In their curatorial statement for the Biennale, Wu and Manacorda state: “The exhibition will explore, illustrate and investigate the different modes of connectivity and reciprocal dependency that keep a system alive.” The biennale examines how the museum is interdependent on the city and vice versa, inspired by the interlocking systems found in nature, they examine how ecosystems are generated, how they can regenerate through collaboration and how the can adapt and be resilient to change. They then apply this metaphor to cultural and urban infrastructures.
On display are a mix of artworks that have been selected or specially commissioned for the project. The curators have stretched past the insular world of art and included works from fields such as documentary filmmaking, the sciences, urban planning, architecture, pedagogy, and activism. This multi-media display is accompanied by a range of public programming focused on generating new knowledge through workshops, events and research forums.
Ketagalan Boulevard Arena (2018) is an example of activist work in the museum. It was made by the collective Indigenous Justice Classroom and is a documentation of the Indigenous Ketagalan Boulevard protest that occurred in 2017 as a response to Taiwan’s new ‘Regulations for Demarcating Indigenous Traditional Territories’. These regulations would further facilitate the exploitation of indigenous territories by multinational corporations. The installation shows tents form the camp in front of the Presidential Palace hanging from the ceiling and a film that documents the movement.
By framing the world as, at once, post-nature and also part of an ecosystem the exhibition explores the entangled need for adapting to new scenarios in order to restore damage and create change. Ultimately it shows us that no museum should be an island, and that our cities and their institutions should strive to never work alone.
The Taipei Biennale, ‘Post-Nature—A Museum as an Ecosystem’ will be on display until March 10, 2019

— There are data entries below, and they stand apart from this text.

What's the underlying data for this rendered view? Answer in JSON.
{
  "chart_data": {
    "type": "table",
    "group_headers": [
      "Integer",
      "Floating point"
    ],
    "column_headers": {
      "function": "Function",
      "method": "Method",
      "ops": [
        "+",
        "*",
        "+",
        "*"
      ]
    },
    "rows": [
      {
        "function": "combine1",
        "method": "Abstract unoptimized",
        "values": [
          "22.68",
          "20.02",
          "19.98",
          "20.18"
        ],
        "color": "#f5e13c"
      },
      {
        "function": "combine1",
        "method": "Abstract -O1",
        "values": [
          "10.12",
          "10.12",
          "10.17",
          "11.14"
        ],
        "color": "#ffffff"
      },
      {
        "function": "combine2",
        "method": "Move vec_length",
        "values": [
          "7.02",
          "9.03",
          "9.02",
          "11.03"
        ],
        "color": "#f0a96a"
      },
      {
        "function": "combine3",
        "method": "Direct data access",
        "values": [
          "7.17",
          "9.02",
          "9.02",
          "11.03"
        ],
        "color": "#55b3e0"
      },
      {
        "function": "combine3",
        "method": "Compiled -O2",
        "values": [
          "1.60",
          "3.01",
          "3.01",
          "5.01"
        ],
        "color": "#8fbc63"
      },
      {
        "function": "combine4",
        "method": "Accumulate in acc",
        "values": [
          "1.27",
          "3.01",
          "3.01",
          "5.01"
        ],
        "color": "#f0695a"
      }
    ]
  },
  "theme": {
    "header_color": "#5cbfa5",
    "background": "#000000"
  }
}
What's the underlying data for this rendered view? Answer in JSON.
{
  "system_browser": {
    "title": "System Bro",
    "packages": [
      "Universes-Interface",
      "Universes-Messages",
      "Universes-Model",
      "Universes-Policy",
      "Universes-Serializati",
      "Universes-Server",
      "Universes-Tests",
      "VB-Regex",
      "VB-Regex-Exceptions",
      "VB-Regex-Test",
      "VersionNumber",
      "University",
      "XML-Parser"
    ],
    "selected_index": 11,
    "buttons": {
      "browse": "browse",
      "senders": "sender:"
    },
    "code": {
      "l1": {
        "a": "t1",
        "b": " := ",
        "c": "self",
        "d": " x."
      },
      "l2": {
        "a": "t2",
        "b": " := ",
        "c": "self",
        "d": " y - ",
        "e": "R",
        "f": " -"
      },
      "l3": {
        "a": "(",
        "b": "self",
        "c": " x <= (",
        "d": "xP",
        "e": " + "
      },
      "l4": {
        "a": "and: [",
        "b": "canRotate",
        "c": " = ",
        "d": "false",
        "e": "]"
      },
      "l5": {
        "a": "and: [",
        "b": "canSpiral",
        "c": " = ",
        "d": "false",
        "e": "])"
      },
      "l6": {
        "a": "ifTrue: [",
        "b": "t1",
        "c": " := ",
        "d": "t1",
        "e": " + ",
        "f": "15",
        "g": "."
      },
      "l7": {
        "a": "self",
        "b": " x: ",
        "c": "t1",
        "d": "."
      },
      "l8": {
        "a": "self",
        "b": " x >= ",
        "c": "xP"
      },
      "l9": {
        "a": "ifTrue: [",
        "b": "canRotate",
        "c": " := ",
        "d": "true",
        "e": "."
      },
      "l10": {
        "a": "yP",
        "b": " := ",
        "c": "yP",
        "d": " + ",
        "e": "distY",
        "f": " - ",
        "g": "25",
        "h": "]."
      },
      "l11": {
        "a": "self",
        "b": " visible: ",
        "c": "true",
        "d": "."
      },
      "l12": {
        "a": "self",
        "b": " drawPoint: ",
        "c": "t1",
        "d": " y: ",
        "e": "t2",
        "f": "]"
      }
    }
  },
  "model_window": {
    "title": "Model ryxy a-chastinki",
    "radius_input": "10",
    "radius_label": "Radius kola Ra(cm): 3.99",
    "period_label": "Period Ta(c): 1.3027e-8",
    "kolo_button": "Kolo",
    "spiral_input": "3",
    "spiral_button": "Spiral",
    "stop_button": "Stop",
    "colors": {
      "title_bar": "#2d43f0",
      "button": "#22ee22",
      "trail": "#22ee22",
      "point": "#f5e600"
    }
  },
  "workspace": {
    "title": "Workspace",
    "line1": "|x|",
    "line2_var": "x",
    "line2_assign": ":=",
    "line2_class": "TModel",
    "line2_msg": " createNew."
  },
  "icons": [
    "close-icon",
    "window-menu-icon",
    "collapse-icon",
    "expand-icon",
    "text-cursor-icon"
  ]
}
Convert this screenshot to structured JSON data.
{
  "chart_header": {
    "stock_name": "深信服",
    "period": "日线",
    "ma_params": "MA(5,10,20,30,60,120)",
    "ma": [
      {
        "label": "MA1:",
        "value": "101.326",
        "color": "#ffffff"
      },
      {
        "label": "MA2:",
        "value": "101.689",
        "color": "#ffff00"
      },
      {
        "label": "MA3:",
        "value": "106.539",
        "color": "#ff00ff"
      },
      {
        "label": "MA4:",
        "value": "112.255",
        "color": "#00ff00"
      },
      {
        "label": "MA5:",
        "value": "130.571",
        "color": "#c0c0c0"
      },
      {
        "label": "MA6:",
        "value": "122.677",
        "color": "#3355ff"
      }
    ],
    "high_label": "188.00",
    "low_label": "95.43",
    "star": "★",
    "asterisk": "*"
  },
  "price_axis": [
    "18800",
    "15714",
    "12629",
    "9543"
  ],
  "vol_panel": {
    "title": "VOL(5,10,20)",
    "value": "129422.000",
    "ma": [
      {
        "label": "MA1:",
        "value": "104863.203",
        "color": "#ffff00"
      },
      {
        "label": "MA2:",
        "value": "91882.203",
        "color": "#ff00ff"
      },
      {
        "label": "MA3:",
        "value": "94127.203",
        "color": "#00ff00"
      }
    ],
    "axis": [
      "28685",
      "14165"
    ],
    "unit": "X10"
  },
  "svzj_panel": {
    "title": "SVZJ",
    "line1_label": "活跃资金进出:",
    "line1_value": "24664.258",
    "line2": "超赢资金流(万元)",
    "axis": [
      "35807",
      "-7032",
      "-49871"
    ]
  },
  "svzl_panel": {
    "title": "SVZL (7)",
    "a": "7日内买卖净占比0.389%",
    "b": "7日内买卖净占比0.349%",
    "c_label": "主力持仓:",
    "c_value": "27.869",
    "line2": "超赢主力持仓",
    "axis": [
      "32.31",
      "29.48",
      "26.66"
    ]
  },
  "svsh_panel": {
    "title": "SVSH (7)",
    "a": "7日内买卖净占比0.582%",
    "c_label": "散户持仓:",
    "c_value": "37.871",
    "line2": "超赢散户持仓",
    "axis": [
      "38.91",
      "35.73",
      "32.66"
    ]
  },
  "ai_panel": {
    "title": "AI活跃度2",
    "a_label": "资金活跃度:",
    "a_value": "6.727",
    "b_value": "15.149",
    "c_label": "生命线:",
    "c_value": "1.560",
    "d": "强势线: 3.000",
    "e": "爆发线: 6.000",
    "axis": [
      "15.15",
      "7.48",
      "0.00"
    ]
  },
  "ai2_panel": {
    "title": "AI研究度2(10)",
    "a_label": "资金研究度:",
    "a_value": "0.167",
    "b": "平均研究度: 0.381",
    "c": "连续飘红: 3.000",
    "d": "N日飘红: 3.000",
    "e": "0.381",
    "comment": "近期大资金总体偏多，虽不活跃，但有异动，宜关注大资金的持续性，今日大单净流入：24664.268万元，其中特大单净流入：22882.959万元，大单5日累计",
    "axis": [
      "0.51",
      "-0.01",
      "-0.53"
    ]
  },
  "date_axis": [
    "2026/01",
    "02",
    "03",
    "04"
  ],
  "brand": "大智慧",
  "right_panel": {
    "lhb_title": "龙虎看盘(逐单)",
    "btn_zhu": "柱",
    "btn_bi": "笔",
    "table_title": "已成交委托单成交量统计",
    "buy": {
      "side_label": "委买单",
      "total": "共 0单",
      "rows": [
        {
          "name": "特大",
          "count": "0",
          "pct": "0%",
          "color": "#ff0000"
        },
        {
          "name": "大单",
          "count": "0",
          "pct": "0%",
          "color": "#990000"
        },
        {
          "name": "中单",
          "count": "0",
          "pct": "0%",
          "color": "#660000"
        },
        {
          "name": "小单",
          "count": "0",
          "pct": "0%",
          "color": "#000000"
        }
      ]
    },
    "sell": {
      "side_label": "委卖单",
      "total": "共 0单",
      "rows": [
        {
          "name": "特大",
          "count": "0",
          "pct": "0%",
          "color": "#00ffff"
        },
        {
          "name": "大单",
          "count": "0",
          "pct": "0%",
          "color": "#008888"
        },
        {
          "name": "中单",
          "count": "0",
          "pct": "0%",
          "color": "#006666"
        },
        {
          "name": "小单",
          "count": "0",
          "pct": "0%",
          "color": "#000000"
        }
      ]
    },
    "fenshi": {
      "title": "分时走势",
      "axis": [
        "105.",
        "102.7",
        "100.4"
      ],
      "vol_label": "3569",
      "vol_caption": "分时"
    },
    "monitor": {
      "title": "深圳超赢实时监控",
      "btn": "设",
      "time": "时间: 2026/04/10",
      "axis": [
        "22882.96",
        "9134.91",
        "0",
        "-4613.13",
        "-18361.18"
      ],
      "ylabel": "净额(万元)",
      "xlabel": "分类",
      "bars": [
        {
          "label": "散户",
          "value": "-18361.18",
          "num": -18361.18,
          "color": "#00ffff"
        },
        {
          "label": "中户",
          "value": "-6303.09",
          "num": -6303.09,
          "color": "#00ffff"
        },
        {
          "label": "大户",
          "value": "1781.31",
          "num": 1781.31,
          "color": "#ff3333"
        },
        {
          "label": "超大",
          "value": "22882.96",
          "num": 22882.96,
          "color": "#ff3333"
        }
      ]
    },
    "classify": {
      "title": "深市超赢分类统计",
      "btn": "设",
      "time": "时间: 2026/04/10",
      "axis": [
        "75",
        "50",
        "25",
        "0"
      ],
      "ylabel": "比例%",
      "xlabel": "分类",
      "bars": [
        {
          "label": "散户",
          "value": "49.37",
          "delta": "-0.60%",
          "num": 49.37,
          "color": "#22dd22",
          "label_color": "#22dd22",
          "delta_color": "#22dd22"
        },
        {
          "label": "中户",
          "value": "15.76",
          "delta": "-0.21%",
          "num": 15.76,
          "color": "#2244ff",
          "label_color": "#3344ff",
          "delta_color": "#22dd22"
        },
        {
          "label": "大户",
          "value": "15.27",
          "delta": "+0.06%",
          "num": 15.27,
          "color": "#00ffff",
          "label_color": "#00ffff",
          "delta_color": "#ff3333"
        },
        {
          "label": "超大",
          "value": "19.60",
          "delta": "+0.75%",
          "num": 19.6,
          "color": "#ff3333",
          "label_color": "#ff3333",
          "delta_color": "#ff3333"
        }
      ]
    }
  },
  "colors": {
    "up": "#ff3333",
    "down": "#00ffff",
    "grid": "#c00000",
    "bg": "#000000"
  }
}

Ingo Günther, Worldprocessor, 1988–ongoing,
illuminated globes, 30 cm diameter sphere
each © the Participant, Nova Rico SpA, Florence, P3 art and environment, Tokyo and TFAM